Student Brief: The Legal Implications of Drug Testing in Sports by Professor Schmidt
By student blogger Mark Berardi
The Sports and Entertainment Law Society recruited Professor Christopher Schmidt of Chicago-Kent College of Law to present the history and legal implications of drug testing in sports. Professor Schmidt’s talk drew on a project he is currently working on entitled, “Governing Baseball.” He is exploring the history of the relationship between baseball and the government through four case studies: (1) The appointment of Judge Kenesaw Mountain Landis as the first Commissioner of baseball in the wake of the Black Sox Scandal; (2) the integration of baseball; (3) team relocations and the expansion of major league baseball in the 1950s and 1960s; and (4) the introduction of drug testing in the past decade. He argues that while organized baseball has generally prided itself on its independence from government regulation, the game actually has a long history of reliance on government, and, furthermore, government involvement has generally benefited the game.

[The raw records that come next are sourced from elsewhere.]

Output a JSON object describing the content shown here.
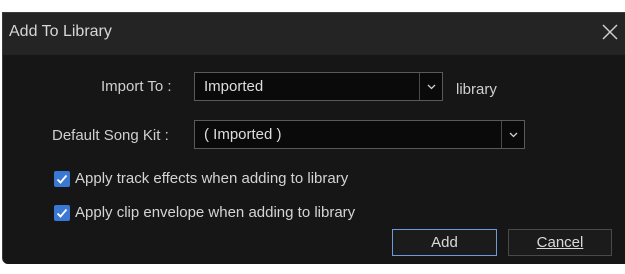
{
  "dialog": {
    "title": "Add To Library",
    "close_icon": "close-icon"
  },
  "import_to": {
    "label": "Import To :",
    "value": "Imported",
    "suffix": "library"
  },
  "default_song_kit": {
    "label": "Default Song Kit :",
    "value": "( Imported )"
  },
  "options": [
    {
      "label": "Apply track effects when adding to library",
      "checked": true
    },
    {
      "label": "Apply clip envelope when adding to library",
      "checked": true
    }
  ],
  "buttons": {
    "add_label": "Add",
    "cancel_label": "Cancel"
  },
  "colors": {
    "background": "#161616",
    "titlebar": "#242424",
    "accent": "#3a78d4",
    "text": "#d4d4d4"
  }
}
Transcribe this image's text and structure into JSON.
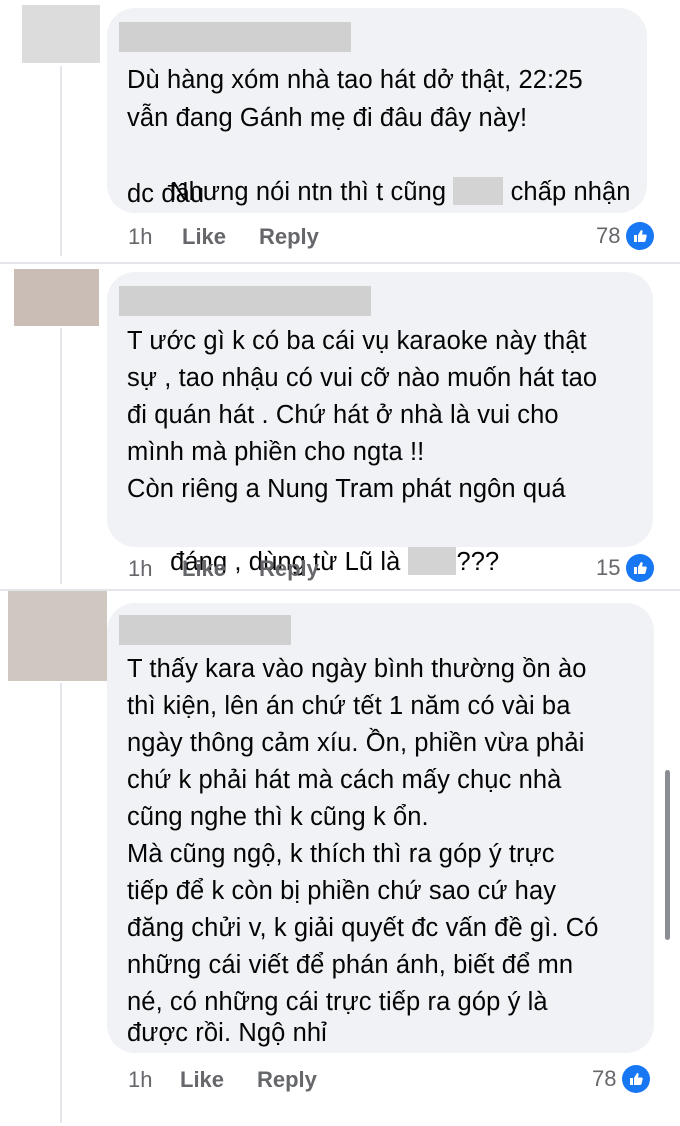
{
  "comments": [
    {
      "lines": [
        "Dù hàng xóm nhà tao hát dở thật, 22:25",
        "vẫn đang Gánh mẹ đi đâu đây này!",
        "Nhưng nói ntn thì t cũng",
        "dc đâu"
      ],
      "line3_after": "chấp nhận",
      "time": "1h",
      "like": "Like",
      "reply": "Reply",
      "reactions": "78"
    },
    {
      "lines": [
        "T ước gì k có ba cái vụ karaoke này thật",
        "sự , tao nhậu có vui cỡ nào muốn hát tao",
        "đi quán hát . Chứ hát ở nhà là vui cho",
        "mình mà phiền cho ngta !!",
        "Còn riêng a Nung Tram phát ngôn quá",
        "đáng , dùng từ Lũ là"
      ],
      "line6_after": "???",
      "time": "1h",
      "like": "Like",
      "reply": "Reply",
      "reactions": "15"
    },
    {
      "lines": [
        "T thấy kara vào ngày bình thường ồn ào",
        "thì kiện, lên án chứ tết 1 năm có vài ba",
        "ngày thông cảm xíu. Ồn, phiền vừa phải",
        "chứ k phải hát mà cách mấy chục nhà",
        "cũng nghe thì k cũng k ổn.",
        "Mà cũng ngộ, k thích thì ra góp ý trực",
        "tiếp để k còn bị phiền chứ sao cứ hay",
        "đăng chửi v, k giải quyết đc vấn đề gì. Có",
        "những cái viết để phán ánh, biết để mn",
        "né, có những cái trực tiếp ra góp ý là",
        "được rồi. Ngộ nhỉ"
      ],
      "time": "1h",
      "like": "Like",
      "reply": "Reply",
      "reactions": "78"
    }
  ],
  "icons": {
    "reaction": "like-thumb-icon"
  },
  "colors": {
    "like_blue": "#1877f2",
    "bubble": "#f0f2f5",
    "meta": "#65676b"
  }
}
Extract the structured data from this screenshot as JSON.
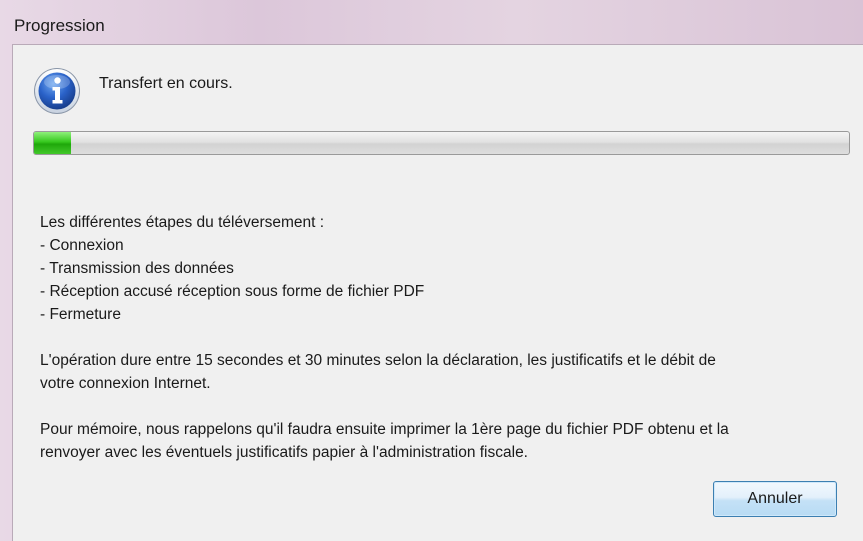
{
  "window": {
    "title": "Progression"
  },
  "status": {
    "icon": "info-icon",
    "text": "Transfert en cours."
  },
  "progress": {
    "percent": 4.5,
    "color": "#2fc018"
  },
  "body": {
    "steps_heading": "Les différentes étapes du téléversement :",
    "steps": [
      "- Connexion",
      "- Transmission des données",
      "- Réception accusé réception sous forme de fichier PDF",
      "- Fermeture"
    ],
    "duration_line1": "L'opération dure entre 15 secondes et 30 minutes selon la déclaration, les justificatifs et le débit de",
    "duration_line2": "votre connexion Internet.",
    "reminder_line1": "Pour mémoire, nous rappelons qu'il faudra ensuite imprimer la 1ère page du fichier PDF obtenu et la",
    "reminder_line2": "renvoyer avec les éventuels justificatifs papier à l'administration fiscale."
  },
  "buttons": {
    "cancel_label": "Annuler"
  }
}
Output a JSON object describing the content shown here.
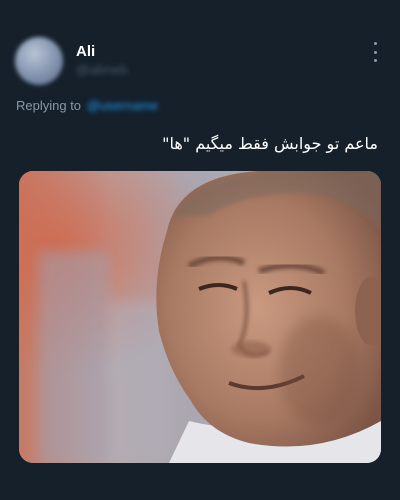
{
  "author": {
    "display_name": "Ali",
    "handle": "@alimeb"
  },
  "reply": {
    "prefix": "Replying to",
    "target": "@username"
  },
  "tweet": {
    "text": "ماعم تو جوابش فقط میگیم \"ها\""
  },
  "icons": {
    "more": "more-vertical-icon"
  },
  "colors": {
    "background": "#15202b",
    "link": "#1d9bf0",
    "secondary_text": "#8899a6"
  }
}
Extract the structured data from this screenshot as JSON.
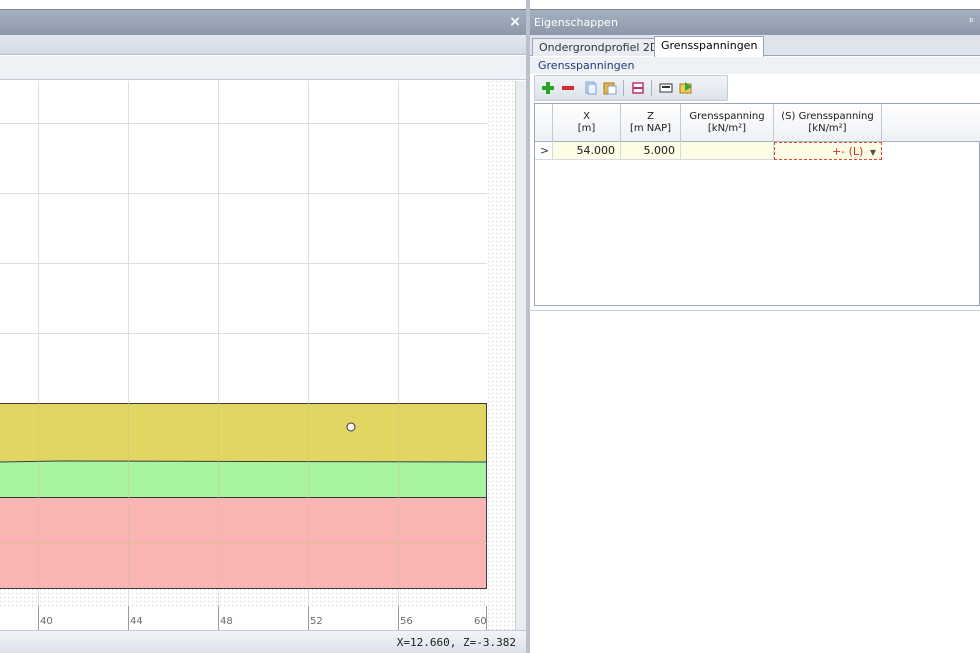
{
  "left_panel": {
    "close_glyph": "×",
    "coordinate_readout": "X=12.660, Z=-3.382",
    "x_axis_ticks": [
      "40",
      "44",
      "48",
      "52",
      "56",
      "60"
    ],
    "layers": [
      {
        "name": "layer-yellow",
        "color": "#e2d663"
      },
      {
        "name": "layer-green",
        "color": "#a8f5a1"
      },
      {
        "name": "layer-red",
        "color": "#f9b4b3"
      }
    ]
  },
  "properties": {
    "title": "Eigenschappen",
    "pin_glyph": "ᵖ",
    "tabs": [
      {
        "label": "Ondergrondprofiel 2D",
        "active": false
      },
      {
        "label": "Grensspanningen",
        "active": true
      }
    ],
    "section_label": "Grensspanningen",
    "toolbar_icons": [
      "add-icon",
      "remove-icon",
      "copy-icon",
      "paste-icon",
      "print-icon",
      "export-icon",
      "import-icon"
    ],
    "grid": {
      "columns": [
        {
          "line1": "X",
          "line2": "[m]"
        },
        {
          "line1": "Z",
          "line2": "[m NAP]"
        },
        {
          "line1": "Grensspanning",
          "line2": "[kN/m²]"
        },
        {
          "line1": "(S) Grensspanning",
          "line2": "[kN/m²]"
        }
      ],
      "rows": [
        {
          "indicator": ">",
          "x": "54.000",
          "z": "5.000",
          "grensspanning": "",
          "s_grensspanning": "+- (L)"
        }
      ]
    }
  },
  "colors": {
    "titlebar": "#97a2b3",
    "grid_line": "#dedede",
    "accent_red": "#c0392b"
  }
}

Professor Schmidt began the presentation by explaining how there has been a long history of use or abuse of substances in baseball. Alcohol has always been a part of the game, and in the 1970s and 1980s the game went through several cocaine scandals. Players regularly relied up stimulants, from caffeine to amphetamines, to help them get through the season. With regard to performance enhancing drug usage in baseball, he then explained that recent history can be divided into three eras. From around 1980 through 1994, there was a period in which there were rumors and rumblings of a steroid problem in the MLB. From after the 1994 players’ union strike through 2004, the steroid era ruled. Finally, the time from 2004 to the present is considered the beginning of the end of the steroid era.
During the first era, the use of steroids and other performance enhancing drugs was a big problem for the NFL, the Olympics and other sports, but not so much baseball. Until the 1980s, ballplayers generally believed that bulky muscles were not good for hitting. In 1990, the US got involved and created the Anabolic Steroids Act, which lists steroids as a controlled substance. Then, in 1991, the MLB commissioner sent out a memo to all owners telling them that steroids are prohibited substances, but did not institute any kind of testing. The owners made half-hearted attempts to create a testing program through the collective bargaining process, but the players’ union steadfastly opposed all such proposals. For years, the union succeeded at keeping testing out of the game.
The 1998 season saw an offensive explosion and the home run race between Mark McGwire and Sammy Sosa. This was great for baseball teams and, since other players wanted the attention of the media as well, steroid use increased dramatically. Although players such as Ken Caminiti and Jose Conseco would in the coming years publicly claim that baseball was riddled with steroid users, there was a tacit acceptance of steroids in major league baseball. The owners loved that players were driving up demand for baseball tickets and the players loved to be able to demand huge contracts and media attention. Professor Schmidt explained that, despite baseball’s pride of its independence from government intervention, those who controlled the game proved incapable of confronting the problem themselves. There was a need for the government to help to stop the use of steroids in baseball.
With more player exposes and continued rumors of steroid use, and in the face of public pressure and threats from Congress, the owners and the players in 2002 finally agreed to a provisional “survey” testing program, designed to determine whether a problem really existed. At this point, the government got involved. In 2003 federal agents raided BALCO labs in California. President Bush, in his 2004 State of the Union address, demanded that sports leaders do something about steroids, likening it to a public health epidemic. Congress held several hearings on the issue. Then, in 2004, Congress amended the Controlled Substance Act to include various steroids and steroid-like substances that had previously been available without a prescription. Finally, in 2005, the players’ union agreed to a strong testing program tied to the Controlled Substance Act list of drugs, and in 2007 MLB hired ex-Senator George Mitchell to conduct an independent investigation of baseball in the steroid era. The government intervention pushed the apathetic MLB into testing its players.
Professor Schmidt suggested that in order to consider an appropriate remedy for performance enhancing drugs, we should first examine the reasons for prohibiting them. There are three most commonly cited reasons. First is the argument that the use of these drugs is cheating and hurts the integrity of the game. Second is the argument that the risk of medical harm necessitates the banning of these drugs. And third is the idea that baseball players are role models, and their use of these drugs leads to a public health concern if children begin using them. Despite the arguments that the government should not get involved in major league sports’ drug regulation, Professor Schmidt concluded that government intervention was the only way that baseball would be cleaned up since neither the owners nor the players wanted change.
Finally, Professor Schmidt described the thorny legal issues involved in sport drug testing. He discussed some of the constitutional issues of privacy that arise from drug regulation, concluding that there is not much room for argument on behalf of the players as long as there is a process of appeals. The sharing of information between federal law enforcement officials and MLB might also raise some legal concerns. Recently NFL players have successfully used state-level workplace laws to challenge league drug testing policy, a development with potentially transformative implications for drug testing in professional sports. He concluded by noting that the current zone of growing concern for MLB is steroid use by players outside of the country who are recruited to play in the U.S.